It’s clear that the additional metadata available in the 3XX fields can be very helpful for identifying the correct person or corporate body. However, these fields have only been available for a few years, so most of the national authority file records are lacking this data.

For example, look at these records for Carnegie art museums:

  • 1102 Carnegie Art Museum
  • 5102 Carnegie Cultural Arts Center ǂw a
  • 667  Not to be confused with the Carnegie Museum of Art located in Pittsburgh.
  • 670  Coen, R.N. Elsie Palmer Payne, c1987: ǂb t.p. (Carnegie Art Museum, Oxnard, Calif.)
  • 670  Phone call to Museum, 7/13/88 ǂb (Carnegie Art Museum, formerly the Carnegie Cultural Arts Center [no publs. in L.C. data base])
  • 675  Celebrating sixty years of the arts in Oxnard, 1984: verso t.p. (Carnegie Cultural Arts Center)
  • 1102 Carnegie Museum of Art
  • 5102 Carnegie Institute. ǂb Museum of Art ǂw a
  • 670  American landscape video, 1988: ǂb CIP t.p. (Carnegie Museum of Art)
  • 670  Phone call to Museum, 3/14/88 ǂb (Carnegie Museum of Art, renamed 1986; earlier name: Carnegie Institute, Museum of Art)

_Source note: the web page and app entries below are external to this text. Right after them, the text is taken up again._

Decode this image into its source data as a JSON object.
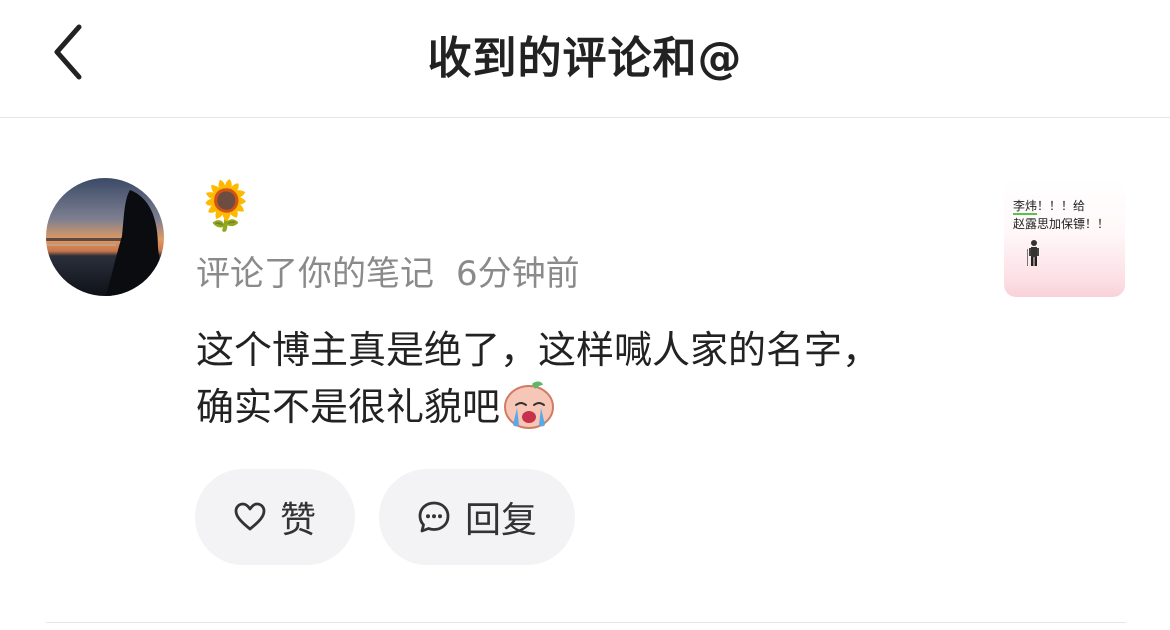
{
  "header": {
    "title": "收到的评论和@",
    "back_icon": "chevron-left-icon"
  },
  "notification": {
    "user": {
      "name": "🌻",
      "avatar_description": "sunset-silhouette-avatar"
    },
    "action_text": "评论了你的笔记",
    "time": "6分钟前",
    "comment_text": "这个博主真是绝了，这样喊人家的名字，确实不是很礼貌吧",
    "comment_emoji_icon": "crying-face-sticker-icon",
    "actions": {
      "like_label": "赞",
      "reply_label": "回复"
    },
    "note_thumbnail": {
      "line1_highlight": "李炜",
      "line1_rest": "！！！给",
      "line2": "赵露思加保镖！！"
    }
  },
  "colors": {
    "meta_text": "#8a8a8a",
    "button_bg": "#f3f3f5",
    "thumb_pink": "#f9d2d9"
  }
}
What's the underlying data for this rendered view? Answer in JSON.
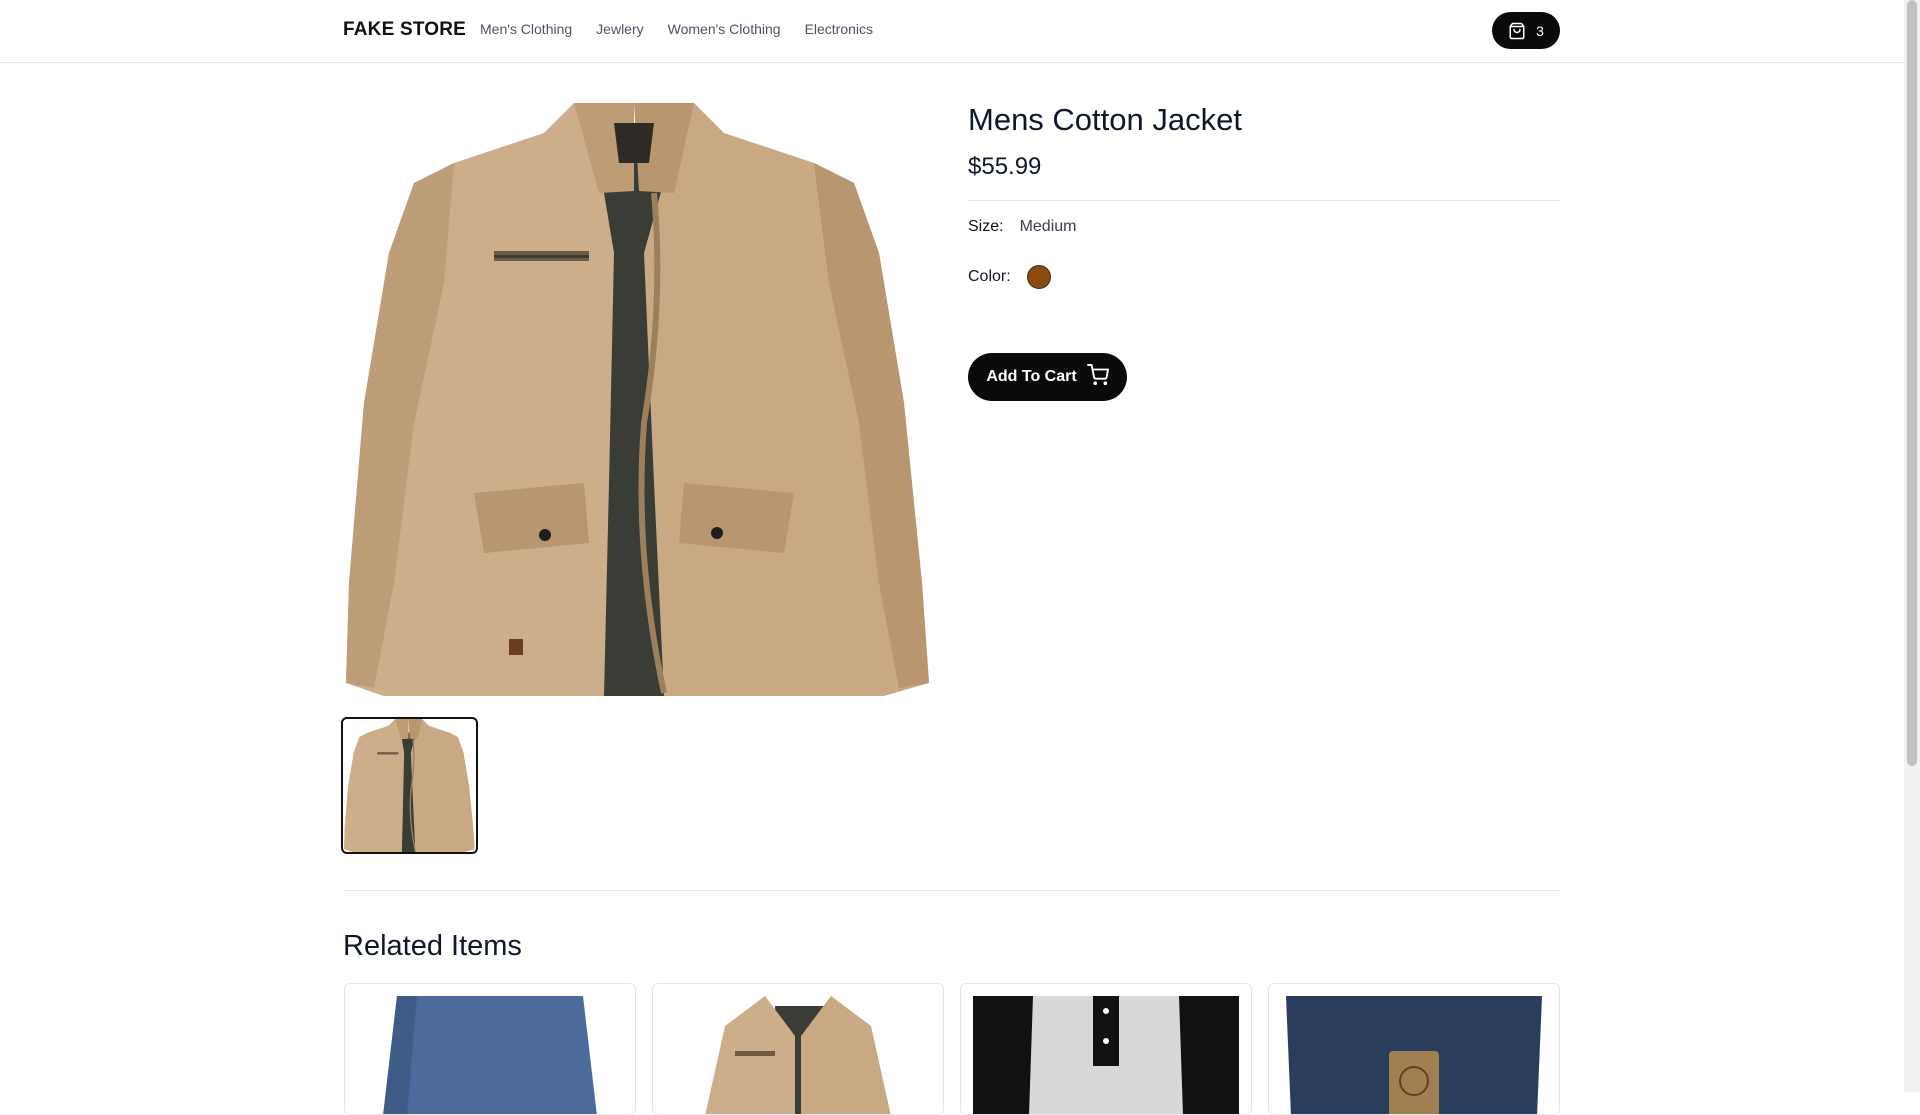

The Carnegie Art Museum is located in Oxnard, California. The Carnegie Museum of Art is located in Pittsburgh. However neither record has this information encoded in a 3XX field, so this information is not available in the Entity Attributes index. Furthermore, since the two names are unique, neither name is qualified by the city, making it impossible to tell from an index which is the one located in Pittsburgh. Therefore, it’s important to always broaden one’s search if a more specific search yields no results, and it’s still necessary to page through each record in many cases.

Catalogers continue to enhance current authority records with encoded information. They also strive to create new records with as much information as we have available at the time. However the authority database is large, so it will take a long time to encode all the information we have stored in authority records. Still, the 3XX fields, as indexed fields, are a great way to refine and augment our searches.

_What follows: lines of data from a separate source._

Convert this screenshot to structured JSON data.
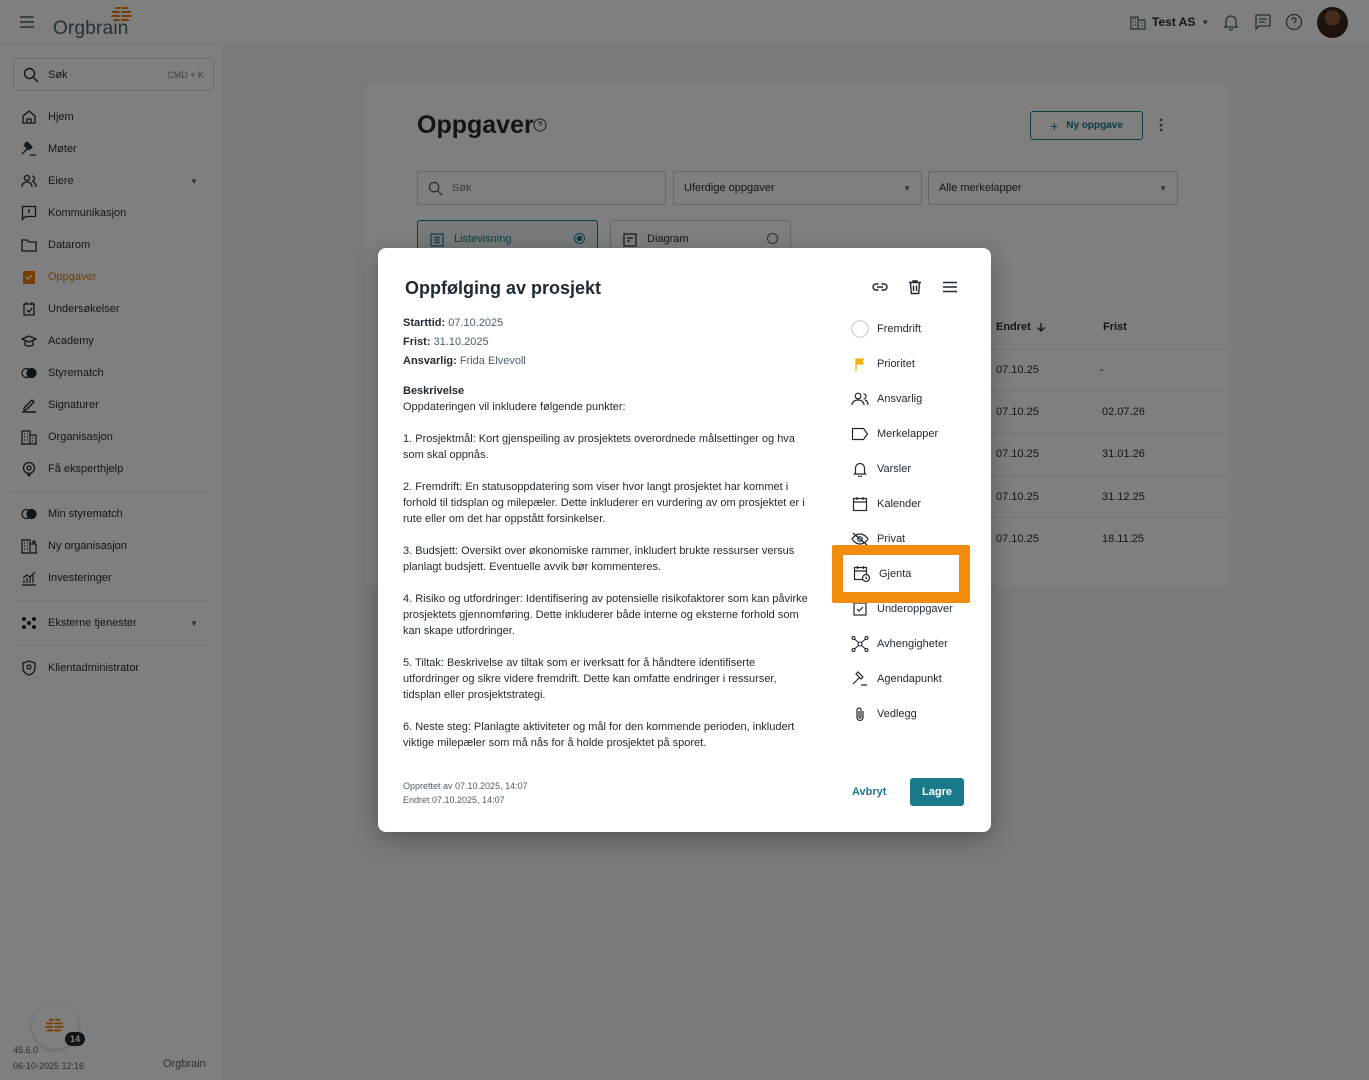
{
  "app": {
    "logo_text": "Orgbrain",
    "company": "Test AS"
  },
  "sidebar": {
    "search_label": "Søk",
    "search_shortcut": "CMD + K",
    "items": [
      {
        "label": "Hjem",
        "icon": "home-icon"
      },
      {
        "label": "Møter",
        "icon": "gavel-icon"
      },
      {
        "label": "Eiere",
        "icon": "people-icon"
      },
      {
        "label": "Kommunikasjon",
        "icon": "chat-icon"
      },
      {
        "label": "Datarom",
        "icon": "folder-icon"
      },
      {
        "label": "Oppgaver",
        "icon": "task-icon"
      },
      {
        "label": "Undersøkelser",
        "icon": "survey-icon"
      },
      {
        "label": "Academy",
        "icon": "academy-icon"
      },
      {
        "label": "Styrematch",
        "icon": "match-icon"
      },
      {
        "label": "Signaturer",
        "icon": "pen-icon"
      },
      {
        "label": "Organisasjon",
        "icon": "building-icon"
      },
      {
        "label": "Få eksperthjelp",
        "icon": "expert-icon"
      }
    ],
    "items2": [
      {
        "label": "Min styrematch",
        "icon": "match-icon"
      },
      {
        "label": "Ny organisasjon",
        "icon": "building-icon"
      },
      {
        "label": "Investeringer",
        "icon": "chart-icon"
      }
    ],
    "external": "Eksterne tjenester",
    "admin": "Klientadministrator",
    "badge_count": "14",
    "version": "45.6.0",
    "version_date": "06-10-2025 12:16",
    "footer_logo": "Orgbrain"
  },
  "page": {
    "title": "Oppgaver",
    "new_button": "Ny oppgave",
    "search_placeholder": "Søk",
    "filter_status": "Uferdige oppgaver",
    "filter_tags": "Alle merkelapper",
    "view_list": "Listevisning",
    "view_diagram": "Diagram",
    "col_changed": "Endret",
    "col_due": "Frist",
    "rows": [
      {
        "changed": "07.10.25",
        "due": "-"
      },
      {
        "changed": "07.10.25",
        "due": "02.07.26"
      },
      {
        "changed": "07.10.25",
        "due": "31.01.26"
      },
      {
        "changed": "07.10.25",
        "due": "31.12.25"
      },
      {
        "changed": "07.10.25",
        "due": "18.11.25"
      }
    ]
  },
  "dialog": {
    "title": "Oppfølging av prosjekt",
    "start_label": "Starttid:",
    "start_value": "07.10.2025",
    "due_label": "Frist:",
    "due_value": "31.10.2025",
    "resp_label": "Ansvarlig:",
    "resp_value": "Frida Elvevoll",
    "desc_heading": "Beskrivelse",
    "desc_intro": "Oppdateringen vil inkludere følgende punkter:",
    "desc_points": [
      "1. Prosjektmål: Kort gjenspeiling av prosjektets overordnede målsettinger og hva som skal oppnås.",
      "2. Fremdrift: En statusoppdatering som viser hvor langt prosjektet har kommet i forhold til tidsplan og milepæler. Dette inkluderer en vurdering av om prosjektet er i rute eller om det har oppstått forsinkelser.",
      "3. Budsjett: Oversikt over økonomiske rammer, inkludert brukte ressurser versus planlagt budsjett. Eventuelle avvik bør kommenteres.",
      "4. Risiko og utfordringer: Identifisering av potensielle risikofaktorer som kan påvirke prosjektets gjennomføring. Dette inkluderer både interne og eksterne forhold som kan skape utfordringer.",
      "5. Tiltak: Beskrivelse av tiltak som er iverksatt for å håndtere identifiserte utfordringer og sikre videre fremdrift. Dette kan omfatte endringer i ressurser, tidsplan eller prosjektstrategi.",
      "6. Neste steg: Planlagte aktiviteter og mål for den kommende perioden, inkludert viktige milepæler som må nås for å holde prosjektet på sporet."
    ],
    "created": "Opprettet av 07.10.2025, 14:07",
    "changed": "Endret 07.10.2025, 14:07",
    "side_items": [
      {
        "label": "Fremdrift",
        "icon": "progress-circle-icon"
      },
      {
        "label": "Prioritet",
        "icon": "flag-icon"
      },
      {
        "label": "Ansvarlig",
        "icon": "people-icon"
      },
      {
        "label": "Merkelapper",
        "icon": "label-icon"
      },
      {
        "label": "Varsler",
        "icon": "bell-icon"
      },
      {
        "label": "Kalender",
        "icon": "calendar-icon"
      },
      {
        "label": "Privat",
        "icon": "eye-off-icon"
      },
      {
        "label": "Gjenta",
        "icon": "repeat-calendar-icon"
      },
      {
        "label": "Underoppgaver",
        "icon": "subtask-icon"
      },
      {
        "label": "Avhengigheter",
        "icon": "dependency-icon"
      },
      {
        "label": "Agendapunkt",
        "icon": "gavel-icon"
      },
      {
        "label": "Vedlegg",
        "icon": "attachment-icon"
      }
    ],
    "cancel": "Avbryt",
    "save": "Lagre"
  },
  "colors": {
    "accent": "#1a7a8a",
    "active_nav": "#ef7d00",
    "highlight": "#f28c0c"
  }
}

Furthermore, in the future, linked data will allow us to link our authority data to additional metadata on the web about the entity. For example, our authority data will link to their corporate main web site, or their Wikipedia page. At that point, we’ll be able to search this metadata on the web, and hopefully bring some authority control, or at least identity management, to certain entities on the web.